_Exercise brief_
What lines of the data include the string "legend"? Copy them all.

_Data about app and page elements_
===============

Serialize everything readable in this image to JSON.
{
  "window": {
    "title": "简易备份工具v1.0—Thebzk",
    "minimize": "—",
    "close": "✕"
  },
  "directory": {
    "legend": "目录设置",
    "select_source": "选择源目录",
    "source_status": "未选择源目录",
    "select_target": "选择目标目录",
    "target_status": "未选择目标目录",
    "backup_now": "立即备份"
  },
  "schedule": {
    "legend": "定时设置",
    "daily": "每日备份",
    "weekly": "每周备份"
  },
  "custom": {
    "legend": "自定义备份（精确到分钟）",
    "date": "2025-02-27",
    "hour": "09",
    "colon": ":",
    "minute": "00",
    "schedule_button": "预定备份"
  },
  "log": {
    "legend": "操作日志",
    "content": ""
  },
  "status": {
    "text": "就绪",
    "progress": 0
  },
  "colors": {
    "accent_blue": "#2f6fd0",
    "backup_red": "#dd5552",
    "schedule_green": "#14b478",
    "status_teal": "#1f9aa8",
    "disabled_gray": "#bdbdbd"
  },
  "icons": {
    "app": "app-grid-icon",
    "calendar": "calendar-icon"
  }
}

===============

_Expected output_
    "legend": "目录设置",
    "legend": "定时设置",
    "legend": "自定义备份（精确到分钟）",
    "legend": "操作日志",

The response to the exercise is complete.